At first glance the bag is a bit of a concern for a rider who's been using strictly hardbags. But let me tell you, the Great Basin is a rider's dream. The mounting is done in a quick and easy manner simply by looping the 5 straps around a point on the bike and pushing the strap through the fastener. Easy Peasy. The "U" shape of the bag allows it conform nicely on the rear seat and yet hang at an angle which didn't affect my riding. Their website touts "rides like it's not even there" and well, they aren't kidding. I had to turn around to make sure the bag hadn't fallen off.

Probably the best part is the weight of the Great Basin. Coming in at 50 liter volume and having an empty weight of only 8 pounds (on my home scale) the bag is light and has enough capacity for a day ride, commuting for work and even a weekend trip. And, it's light enough that even a child can lift it, carry it, and maneuver the bag without an issue.

The width of the bag when on the bike was about 29" as compared to my hardcases which are about 40" wide. The Great Basin has compression straps on the side so the width can change, and even when not completely full there isn't flapping in the wind due to the location of the straps and the compression ability. And speaking of flapping, not an issue in the world with drag, which is a common thing with my huge hardcase panniers.

I had the bag fully strapped onto the bike and realized I'd forgotten to put my purse in for my test ride. There was no problem with opening the zipper and just pushing it in because the zipper runs far enough down the edge of the bag to enable access. The zippers are strong and durable which is a good thing considering on most my gear the zippers break first.

Per Giant Loop's website the bag is made of waterproof material but the seams need to be sealed. This isn't a problem for some riders as their bikes are stationary until the rain stops. I ride all year round but I welcome the opportunity to test the bag in the weather.

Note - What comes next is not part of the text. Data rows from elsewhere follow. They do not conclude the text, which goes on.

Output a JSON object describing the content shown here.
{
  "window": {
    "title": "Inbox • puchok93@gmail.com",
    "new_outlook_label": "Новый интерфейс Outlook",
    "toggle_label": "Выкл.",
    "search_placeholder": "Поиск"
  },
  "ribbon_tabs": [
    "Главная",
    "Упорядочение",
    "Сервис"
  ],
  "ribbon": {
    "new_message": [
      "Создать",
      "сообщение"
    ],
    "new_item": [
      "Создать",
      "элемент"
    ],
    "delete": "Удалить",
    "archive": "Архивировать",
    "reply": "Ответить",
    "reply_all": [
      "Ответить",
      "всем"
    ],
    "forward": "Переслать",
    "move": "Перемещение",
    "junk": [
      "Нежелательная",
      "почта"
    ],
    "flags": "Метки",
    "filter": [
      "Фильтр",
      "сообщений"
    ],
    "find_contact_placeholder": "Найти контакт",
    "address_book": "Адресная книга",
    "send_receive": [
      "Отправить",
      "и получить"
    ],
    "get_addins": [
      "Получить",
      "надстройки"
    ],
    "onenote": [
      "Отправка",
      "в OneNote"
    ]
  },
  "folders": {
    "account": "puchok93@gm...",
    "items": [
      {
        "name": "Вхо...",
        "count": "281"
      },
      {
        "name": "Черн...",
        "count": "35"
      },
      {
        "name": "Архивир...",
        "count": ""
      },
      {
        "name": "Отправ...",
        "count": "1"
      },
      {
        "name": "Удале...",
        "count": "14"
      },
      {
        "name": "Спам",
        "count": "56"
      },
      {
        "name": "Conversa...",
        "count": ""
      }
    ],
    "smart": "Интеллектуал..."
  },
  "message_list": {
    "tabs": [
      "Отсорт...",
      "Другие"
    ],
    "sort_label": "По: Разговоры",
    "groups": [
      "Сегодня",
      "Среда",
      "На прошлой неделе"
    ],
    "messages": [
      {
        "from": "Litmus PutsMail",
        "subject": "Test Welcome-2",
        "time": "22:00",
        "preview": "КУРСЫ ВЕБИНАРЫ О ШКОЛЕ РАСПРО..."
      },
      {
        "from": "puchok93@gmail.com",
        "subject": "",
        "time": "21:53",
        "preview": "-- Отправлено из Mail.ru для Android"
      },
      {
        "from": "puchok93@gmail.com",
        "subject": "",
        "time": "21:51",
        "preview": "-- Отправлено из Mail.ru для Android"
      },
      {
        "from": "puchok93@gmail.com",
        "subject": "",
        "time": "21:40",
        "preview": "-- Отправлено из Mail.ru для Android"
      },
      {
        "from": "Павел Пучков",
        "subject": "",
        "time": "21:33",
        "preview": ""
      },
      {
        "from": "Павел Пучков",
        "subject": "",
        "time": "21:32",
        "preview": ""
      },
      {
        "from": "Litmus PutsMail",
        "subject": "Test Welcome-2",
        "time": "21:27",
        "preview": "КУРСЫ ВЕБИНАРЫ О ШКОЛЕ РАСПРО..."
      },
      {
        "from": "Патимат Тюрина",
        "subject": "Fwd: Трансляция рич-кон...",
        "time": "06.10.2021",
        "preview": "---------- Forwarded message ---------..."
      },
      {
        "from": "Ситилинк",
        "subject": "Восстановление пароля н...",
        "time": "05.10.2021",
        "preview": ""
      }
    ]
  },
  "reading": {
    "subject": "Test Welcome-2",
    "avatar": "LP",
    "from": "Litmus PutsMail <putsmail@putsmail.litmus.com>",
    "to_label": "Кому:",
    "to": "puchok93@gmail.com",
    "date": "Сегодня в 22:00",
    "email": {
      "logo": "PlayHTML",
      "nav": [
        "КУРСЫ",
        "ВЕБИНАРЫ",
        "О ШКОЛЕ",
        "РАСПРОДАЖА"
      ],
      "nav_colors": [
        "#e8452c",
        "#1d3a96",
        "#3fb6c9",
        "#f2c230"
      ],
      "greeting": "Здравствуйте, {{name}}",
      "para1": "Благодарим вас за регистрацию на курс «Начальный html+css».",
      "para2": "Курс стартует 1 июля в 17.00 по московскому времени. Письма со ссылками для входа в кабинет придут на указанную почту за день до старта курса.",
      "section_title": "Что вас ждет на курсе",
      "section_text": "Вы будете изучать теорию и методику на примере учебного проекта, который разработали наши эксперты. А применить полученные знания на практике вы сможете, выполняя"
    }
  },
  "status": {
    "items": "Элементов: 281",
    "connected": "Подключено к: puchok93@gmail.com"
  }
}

My only real concern with the bag, given my type of riding, is security. In the set up I currently have the bags are locked to the bike and have locks keeping everything inside secure. The peace of mind I get from that is a big bonus. With the Great Basin there is essentially no security. Sure, you could use a Pacsafe but that's an extra expense. Of course, even with the extra expense of a Pacsafe anti theft system the Great Basin comes in at a reasonable price of only $399. That's less than a quarter of what I paid for the hardcases. A lot less.

Overall the Giant Loop Great Basin bag is a winner. I'd use it and I'd love it. Now about a tank bag....
The other day I decided to put the "rubber to the road" as all the cool motorcyclists say and ride the bike to Salem. It was a hot day for Oregon, about 98 degrees, and I was wearing all my gear like a good little girl. My driveway is just long enough to pick up momentum before turning onto the road and I live in the country where there's not a lot of traffic. I hit the end of the gravel driveway and start to make my turn onto the road when I notice a truck coming down the road. I slam on my brakes and the Beast comes to a sudden stop. Unfortunately, not before I put my left leg down to catch it. The foot peg slams into my calf and I nearly drop the Beast. It's then I again re-evaluate my mode of transportation and consider if I were on my last bike, the F650GS, I'd not have almost 600 pounds of bike to pick up and try to manage. Damn my ego!

Today I'm sporting an awesomely sized battle wound bruise on my left calf. It's a reminder to stop being an idiot on the bike, a precursor to things that will come if I don't start paying attention and stop acting like a girl when I ride.

But, oh what good stories I can tell simply based on my stupidity.